> **What the task asks**: For each line below, print it again exactly as shown.
----
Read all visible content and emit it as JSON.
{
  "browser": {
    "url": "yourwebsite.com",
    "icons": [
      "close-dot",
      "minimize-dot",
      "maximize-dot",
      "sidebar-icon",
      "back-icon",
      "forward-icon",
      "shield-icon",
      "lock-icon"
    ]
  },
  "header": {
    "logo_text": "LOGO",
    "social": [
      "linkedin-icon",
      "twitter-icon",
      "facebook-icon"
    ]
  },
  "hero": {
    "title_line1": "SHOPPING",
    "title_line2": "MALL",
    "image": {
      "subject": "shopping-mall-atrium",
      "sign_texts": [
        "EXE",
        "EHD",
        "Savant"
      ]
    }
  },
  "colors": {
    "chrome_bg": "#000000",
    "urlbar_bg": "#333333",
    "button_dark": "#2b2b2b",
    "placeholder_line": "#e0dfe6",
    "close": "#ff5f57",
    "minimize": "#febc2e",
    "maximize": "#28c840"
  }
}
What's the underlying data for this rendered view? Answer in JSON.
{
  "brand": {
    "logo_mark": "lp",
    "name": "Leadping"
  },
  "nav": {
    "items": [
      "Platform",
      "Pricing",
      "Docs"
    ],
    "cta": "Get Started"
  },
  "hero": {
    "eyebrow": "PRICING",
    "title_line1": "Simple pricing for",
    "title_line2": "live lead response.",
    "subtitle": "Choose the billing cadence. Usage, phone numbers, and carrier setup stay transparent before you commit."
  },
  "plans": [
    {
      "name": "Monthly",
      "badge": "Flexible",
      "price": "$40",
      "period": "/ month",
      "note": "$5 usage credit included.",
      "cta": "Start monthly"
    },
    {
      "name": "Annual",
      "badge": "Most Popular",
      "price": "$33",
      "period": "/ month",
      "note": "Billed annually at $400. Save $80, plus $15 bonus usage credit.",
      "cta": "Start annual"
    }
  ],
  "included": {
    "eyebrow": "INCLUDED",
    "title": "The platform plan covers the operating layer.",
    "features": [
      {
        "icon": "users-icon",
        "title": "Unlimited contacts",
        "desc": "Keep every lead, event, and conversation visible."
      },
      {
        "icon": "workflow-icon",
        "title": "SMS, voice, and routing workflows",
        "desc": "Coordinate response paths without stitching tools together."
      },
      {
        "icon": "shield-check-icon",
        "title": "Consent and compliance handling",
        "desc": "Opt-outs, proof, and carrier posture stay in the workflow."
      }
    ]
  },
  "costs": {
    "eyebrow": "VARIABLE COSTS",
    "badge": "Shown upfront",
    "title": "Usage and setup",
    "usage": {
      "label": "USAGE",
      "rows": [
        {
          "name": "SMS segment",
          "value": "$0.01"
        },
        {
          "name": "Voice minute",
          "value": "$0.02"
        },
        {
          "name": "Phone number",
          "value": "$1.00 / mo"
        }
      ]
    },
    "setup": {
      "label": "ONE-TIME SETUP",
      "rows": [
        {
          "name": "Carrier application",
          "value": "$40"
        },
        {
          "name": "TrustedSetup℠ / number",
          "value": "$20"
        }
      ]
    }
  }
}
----
> **Exercise response**:
Read all visible content and emit it as JSON.
{
  "browser": {
    "url": "yourwebsite.com",
    "icons": [
      "close-dot",
      "minimize-dot",
      "maximize-dot",
      "sidebar-icon",
      "back-icon",
      "forward-icon",
      "shield-icon",
      "lock-icon"
    ]
  },
  "header": {
    "logo_text": "LOGO",
    "social": [
      "linkedin-icon",
      "twitter-icon",
      "facebook-icon"
    ]
  },
  "hero": {
    "title_line1": "SHOPPING",
    "title_line2": "MALL",
    "image": {
      "subject": "shopping-mall-atrium",
      "sign_texts": [
        "EXE",
        "EHD",
        "Savant"
      ]
    }
  },
  "colors": {
    "chrome_bg": "#000000",
    "urlbar_bg": "#333333",
    "button_dark": "#2b2b2b",
    "placeholder_line": "#e0dfe6",
    "close": "#ff5f57",
    "minimize": "#febc2e",
    "maximize": "#28c840"
  }
}
What's the underlying data for this rendered view? Answer in JSON.
{
  "brand": {
    "logo_mark": "lp",
    "name": "Leadping"
  },
  "nav": {
    "items": [
      "Platform",
      "Pricing",
      "Docs"
    ],
    "cta": "Get Started"
  },
  "hero": {
    "eyebrow": "PRICING",
    "title_line1": "Simple pricing for",
    "title_line2": "live lead response.",
    "subtitle": "Choose the billing cadence. Usage, phone numbers, and carrier setup stay transparent before you commit."
  },
  "plans": [
    {
      "name": "Monthly",
      "badge": "Flexible",
      "price": "$40",
      "period": "/ month",
      "note": "$5 usage credit included.",
      "cta": "Start monthly"
    },
    {
      "name": "Annual",
      "badge": "Most Popular",
      "price": "$33",
      "period": "/ month",
      "note": "Billed annually at $400. Save $80, plus $15 bonus usage credit.",
      "cta": "Start annual"
    }
  ],
  "included": {
    "eyebrow": "INCLUDED",
    "title": "The platform plan covers the operating layer.",
    "features": [
      {
        "icon": "users-icon",
        "title": "Unlimited contacts",
        "desc": "Keep every lead, event, and conversation visible."
      },
      {
        "icon": "workflow-icon",
        "title": "SMS, voice, and routing workflows",
        "desc": "Coordinate response paths without stitching tools together."
      },
      {
        "icon": "shield-check-icon",
        "title": "Consent and compliance handling",
        "desc": "Opt-outs, proof, and carrier posture stay in the workflow."
      }
    ]
  },
  "costs": {
    "eyebrow": "VARIABLE COSTS",
    "badge": "Shown upfront",
    "title": "Usage and setup",
    "usage": {
      "label": "USAGE",
      "rows": [
        {
          "name": "SMS segment",
          "value": "$0.01"
        },
        {
          "name": "Voice minute",
          "value": "$0.02"
        },
        {
          "name": "Phone number",
          "value": "$1.00 / mo"
        }
      ]
    },
    "setup": {
      "label": "ONE-TIME SETUP",
      "rows": [
        {
          "name": "Carrier application",
          "value": "$40"
        },
        {
          "name": "TrustedSetup℠ / number",
          "value": "$20"
        }
      ]
    }
  }
}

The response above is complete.